##### MATERIAL FOR THIS EXERCISE #####

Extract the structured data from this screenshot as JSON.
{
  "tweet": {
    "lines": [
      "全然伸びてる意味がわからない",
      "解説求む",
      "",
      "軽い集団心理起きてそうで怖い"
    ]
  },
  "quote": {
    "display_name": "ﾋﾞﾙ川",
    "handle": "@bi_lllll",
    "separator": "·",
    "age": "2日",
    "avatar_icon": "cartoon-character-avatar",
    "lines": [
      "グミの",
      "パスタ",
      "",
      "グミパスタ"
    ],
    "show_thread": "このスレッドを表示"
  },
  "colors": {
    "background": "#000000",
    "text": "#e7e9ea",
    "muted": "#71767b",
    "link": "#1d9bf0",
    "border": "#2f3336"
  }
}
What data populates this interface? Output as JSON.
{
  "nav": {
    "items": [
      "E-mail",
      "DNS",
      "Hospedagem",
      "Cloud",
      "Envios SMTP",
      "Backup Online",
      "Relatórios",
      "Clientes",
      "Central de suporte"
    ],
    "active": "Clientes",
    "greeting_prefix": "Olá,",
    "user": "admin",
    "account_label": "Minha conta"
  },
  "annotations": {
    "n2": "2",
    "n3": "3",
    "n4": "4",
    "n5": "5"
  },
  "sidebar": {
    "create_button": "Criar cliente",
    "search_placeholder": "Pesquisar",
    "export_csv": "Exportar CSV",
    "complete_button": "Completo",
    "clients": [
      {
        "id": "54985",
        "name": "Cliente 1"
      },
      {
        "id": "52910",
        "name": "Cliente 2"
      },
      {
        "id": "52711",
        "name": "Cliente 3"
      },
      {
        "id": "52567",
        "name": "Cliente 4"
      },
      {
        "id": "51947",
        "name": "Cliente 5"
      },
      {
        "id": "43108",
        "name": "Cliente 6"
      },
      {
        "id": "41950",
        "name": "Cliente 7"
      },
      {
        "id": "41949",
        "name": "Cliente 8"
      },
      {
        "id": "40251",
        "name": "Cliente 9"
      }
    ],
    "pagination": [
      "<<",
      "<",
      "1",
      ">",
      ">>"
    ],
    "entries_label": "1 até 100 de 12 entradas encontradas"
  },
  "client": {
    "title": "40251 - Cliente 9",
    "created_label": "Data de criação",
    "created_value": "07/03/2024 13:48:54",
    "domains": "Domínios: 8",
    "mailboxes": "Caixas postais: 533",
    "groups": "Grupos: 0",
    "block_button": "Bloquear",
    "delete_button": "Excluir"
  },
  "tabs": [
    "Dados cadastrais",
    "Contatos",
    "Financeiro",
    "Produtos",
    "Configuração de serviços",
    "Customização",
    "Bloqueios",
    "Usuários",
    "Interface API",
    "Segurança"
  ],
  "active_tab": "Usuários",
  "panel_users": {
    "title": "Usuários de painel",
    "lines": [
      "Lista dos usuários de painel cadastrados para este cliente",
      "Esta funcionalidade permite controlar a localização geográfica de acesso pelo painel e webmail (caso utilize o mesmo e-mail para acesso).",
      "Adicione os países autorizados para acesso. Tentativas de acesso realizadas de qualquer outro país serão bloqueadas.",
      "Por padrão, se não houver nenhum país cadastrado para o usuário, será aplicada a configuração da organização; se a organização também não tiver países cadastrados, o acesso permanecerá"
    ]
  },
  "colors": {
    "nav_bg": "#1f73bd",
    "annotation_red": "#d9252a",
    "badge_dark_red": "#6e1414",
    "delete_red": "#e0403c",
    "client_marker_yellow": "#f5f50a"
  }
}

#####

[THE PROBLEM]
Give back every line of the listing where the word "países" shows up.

[RESULT OF THE EXERCISE]
      "Adicione os países autorizados para acesso. Tentativas de acesso realizadas de qualquer outro país serão bloqueadas.",
      "Por padrão, se não houver nenhum país cadastrado para o usuário, será aplicada a configuração da organização; se a organização também não tiver países cadastrados, o acesso permanecerá"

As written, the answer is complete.